Josh Fleming entered Spring Training ready to prove he deserved a shot in Double-A.
"My mentality was to go in and basically make them put me up there," Fleming said.
The right mind-set paid off for the left-hander. When he learned he would open 2019 with the Montgomery Biscuits in the Southern League, the Tampa Bay Rays prospect grabbed his phone.
"I texted my parents right away and texted my fiancée and all of my friends," Fleming said. "It was a really cool feeling."
Fleming's rise in the sport is interesting. He didn't play in a big-time college program. He went to Webster University, an NCAA Division III school in Missouri. The dream of one day being a pro seemed unlikely.
But he made quite an impression as a freshman. In fact, his coach told him he had a shot to pitch at the next level.
"When he told me he thought I could make a career out of it, everything changed," Fleming said. "I was working way harder than I ever have before and took everything more seriously."
Fate dealt Fleming a cruel twist during his sophomore season. He missed the first half of the year with soreness in his elbow and started just six games. The diagnosis was a low-grade UCL sprain. It was treated with a platelet-rich plasma (PRP) injection.
"I knew it was kind of a risk, but I knew it was a quicker recovery than the bad surgery I don't want to mention," said Fleming, referring to Tommy John. "I stuck with it and it worked out. In the end, it was a smart choice."
He came back stronger than ever in 2017, dominating the competition at the D-III level during a junior year in which he was nearly unhittable. He went 8-1, sported a 0.68 ERA, struck out 115 and walked 12, earning pitcher of the year honors from D3baseball.com.
"It was a freak year. I don't know how else to describe it," Fleming said. "I knew I was good. I knew I could get anyone out. It was one of those years where everything seemed to click."
That led to a big moment on Draft day. He held a party, inviting friends and family. He became the first Gorloks player ever taken in the MLB Draft when the Rays selecting him in the fifth round.
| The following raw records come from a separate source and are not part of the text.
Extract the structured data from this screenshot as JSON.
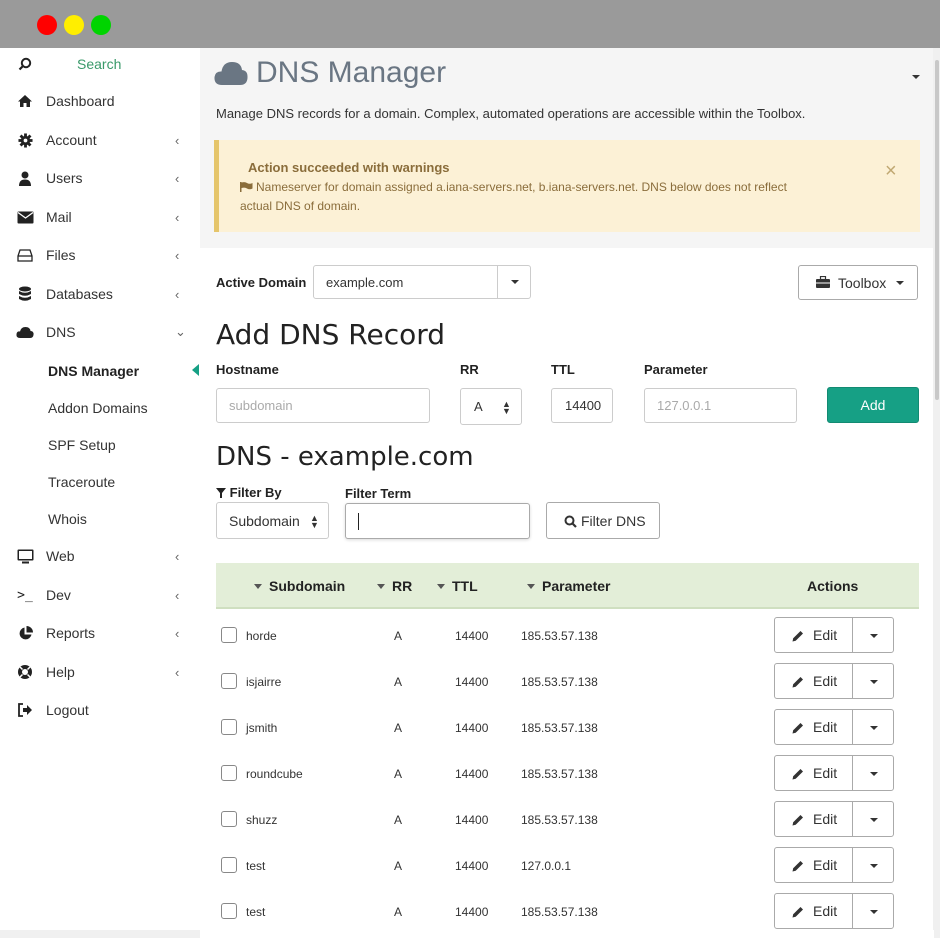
{
  "sidebar": {
    "search_label": "Search",
    "items": [
      {
        "label": "Dashboard",
        "icon": "home-icon"
      },
      {
        "label": "Account",
        "icon": "gear-icon",
        "chevron": "‹"
      },
      {
        "label": "Users",
        "icon": "user-icon",
        "chevron": "‹"
      },
      {
        "label": "Mail",
        "icon": "envelope-icon",
        "chevron": "‹"
      },
      {
        "label": "Files",
        "icon": "hdd-icon",
        "chevron": "‹"
      },
      {
        "label": "Databases",
        "icon": "database-icon",
        "chevron": "‹"
      },
      {
        "label": "DNS",
        "icon": "cloud-icon",
        "chevron": "⌄"
      }
    ],
    "dns_subitems": [
      "DNS Manager",
      "Addon Domains",
      "SPF Setup",
      "Traceroute",
      "Whois"
    ],
    "items_after": [
      {
        "label": "Web",
        "icon": "monitor-icon",
        "chevron": "‹"
      },
      {
        "label": "Dev",
        "icon": "terminal-icon",
        "chevron": "‹"
      },
      {
        "label": "Reports",
        "icon": "pie-chart-icon",
        "chevron": "‹"
      },
      {
        "label": "Help",
        "icon": "lifebuoy-icon",
        "chevron": "‹"
      },
      {
        "label": "Logout",
        "icon": "sign-out-icon"
      }
    ]
  },
  "header": {
    "title": "DNS Manager",
    "subtitle": "Manage DNS records for a domain. Complex, automated operations are accessible within the Toolbox."
  },
  "alert": {
    "heading": "Action succeeded with warnings",
    "message": "Nameserver for domain assigned a.iana-servers.net, b.iana-servers.net. DNS below does not reflect actual DNS of domain.",
    "close": "×"
  },
  "domain_bar": {
    "label": "Active Domain",
    "value": "example.com",
    "toolbox_label": "Toolbox"
  },
  "add_record": {
    "heading": "Add DNS Record",
    "hostname_label": "Hostname",
    "hostname_placeholder": "subdomain",
    "rr_label": "RR",
    "rr_value": "A",
    "ttl_label": "TTL",
    "ttl_value": "14400",
    "parameter_label": "Parameter",
    "parameter_placeholder": "127.0.0.1",
    "add_button": "Add"
  },
  "dns_list": {
    "heading": "DNS - example.com",
    "filter_by_label": "Filter By",
    "filter_by_value": "Subdomain",
    "filter_term_label": "Filter Term",
    "filter_term_value": "",
    "filter_button": "Filter DNS",
    "columns": [
      "Subdomain",
      "RR",
      "TTL",
      "Parameter",
      "Actions"
    ],
    "edit_label": "Edit",
    "rows": [
      {
        "subdomain": "horde",
        "rr": "A",
        "ttl": "14400",
        "parameter": "185.53.57.138"
      },
      {
        "subdomain": "isjairre",
        "rr": "A",
        "ttl": "14400",
        "parameter": "185.53.57.138"
      },
      {
        "subdomain": "jsmith",
        "rr": "A",
        "ttl": "14400",
        "parameter": "185.53.57.138"
      },
      {
        "subdomain": "roundcube",
        "rr": "A",
        "ttl": "14400",
        "parameter": "185.53.57.138"
      },
      {
        "subdomain": "shuzz",
        "rr": "A",
        "ttl": "14400",
        "parameter": "185.53.57.138"
      },
      {
        "subdomain": "test",
        "rr": "A",
        "ttl": "14400",
        "parameter": "127.0.0.1"
      },
      {
        "subdomain": "test",
        "rr": "A",
        "ttl": "14400",
        "parameter": "185.53.57.138"
      }
    ]
  },
  "colors": {
    "accent": "#16a085",
    "alert_bg": "#fcf1d6",
    "table_header_bg": "#e3eed8"
  }
}
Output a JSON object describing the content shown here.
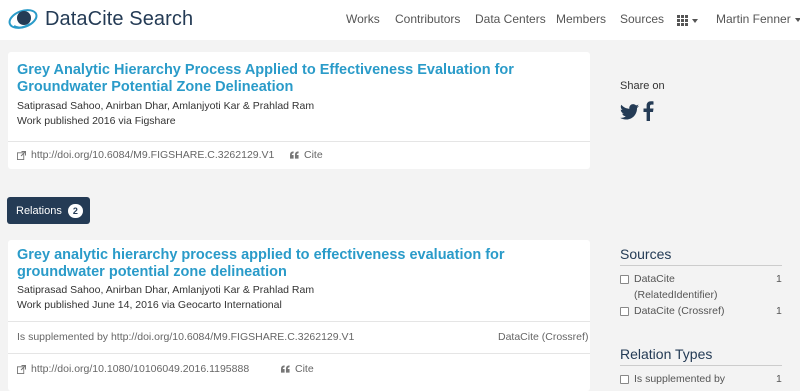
{
  "nav": {
    "brand": "DataCite Search",
    "items": [
      "Works",
      "Contributors",
      "Data Centers",
      "Members",
      "Sources"
    ],
    "user": "Martin Fenner"
  },
  "work": {
    "title_line1": "Grey Analytic Hierarchy Process Applied to Effectiveness Evaluation for",
    "title_line2": "Groundwater Potential Zone Delineation",
    "authors": "Satiprasad Sahoo, Anirban Dhar, Amlanjyoti Kar & Prahlad Ram",
    "published": "Work published 2016 via Figshare",
    "doi": "http://doi.org/10.6084/M9.FIGSHARE.C.3262129.V1",
    "cite": "Cite"
  },
  "relations": {
    "label": "Relations",
    "count": "2"
  },
  "related": {
    "title_line1": "Grey analytic hierarchy process applied to effectiveness evaluation for",
    "title_line2": "groundwater potential zone delineation",
    "authors": "Satiprasad Sahoo, Anirban Dhar, Amlanjyoti Kar & Prahlad Ram",
    "published": "Work published June 14, 2016 via Geocarto International",
    "relation": "Is supplemented by http://doi.org/10.6084/M9.FIGSHARE.C.3262129.V1",
    "source": "DataCite (Crossref)",
    "doi": "http://doi.org/10.1080/10106049.2016.1195888",
    "cite": "Cite"
  },
  "sidebar": {
    "share_label": "Share on",
    "sources_heading": "Sources",
    "sources": [
      {
        "label_line1": "DataCite",
        "label_line2": "(RelatedIdentifier)",
        "count": "1"
      },
      {
        "label_line1": "DataCite (Crossref)",
        "count": "1"
      }
    ],
    "relation_types_heading": "Relation Types",
    "relation_types": [
      {
        "label": "Is supplemented by",
        "count": "1"
      }
    ]
  },
  "colors": {
    "brand": "#243b55",
    "link": "#2a9bc9",
    "background": "#f3f3f3"
  }
}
"I got a call from my agent late in the fourth round and he told me that he thinks the Rays are going to take me and to be ready," Fleming said. "Sure enough, they did. It was awesome. It was one of the best feelings I've ever had."
A fierce competitor who has never feared hard work, Fleming has made the most of his opportunities. He went 9-4 in 2018, splitting time between Class A Bowling Green and Class A Advanced Charlotte, and is 4-2 in seven games with the Biscuits. In 43 1/3 innings, he's allowed 13 earned runs on 43 hits while striking out five or more five times.
"His first four or five starts were fabulous, just working ahead in the count. He hit the ground in Double-A like he belonged here and kept pitching like it," Montgomery pitching coach R.C. Lichtenstein said. "The last couple have been more of a challenge, but he continues to compete. He doesn't shy away from challenging hitters and making them earn what they get."
Fleming knows teams have become more familiar with him now that he's facing many of them a second time and has worked a great deal on his curveball and slider. Still, he hasn't changed the way he attacks hitters.
"My mentality is, go out there, attack the hitters, pound the strike zone, make them hit it. Nothing has changed there," Fleming said.
Lichtenstein sees a pitcher who has an opportunity to one day reach the Major League level if his changeup can become a consistent, effective second pitch, forcing hitters away from hunting his fastball. The way Fleming handles pressure on the hill should also serve him well.
"He knows he's good. He has confidence. And when things get chaotic, I see a look in his eyes, a little different fire to him," Lichtenstein said. "He has really good focus when things get chaotic, which is beautiful to see, because if you are going to pitch at a higher level, when things get chaotic, you have to be able to execute your pitches and get hitters out with guys on base."
Fleming, who's fanned 37 batters and walked five this season, has every reason to believe he'll be a Major Leaguer. Confident yet down to earth -- he still goes back to Webster in the offseason to help out players -- he attacks his goals the way he attacks hitters on game day.
"If I keep having strong outings like I do now, keep throwing strikes and attacking guys, I can get there," Fleming said. "It would be a dream come true. It's always been a goal of mine. If I get there, it would be the coolest thing ever."
Video: Biscuits' Fleming fans Hinojosa
This story was not subject to the approval of the National Association of Professional Baseball Leagues or its clubs.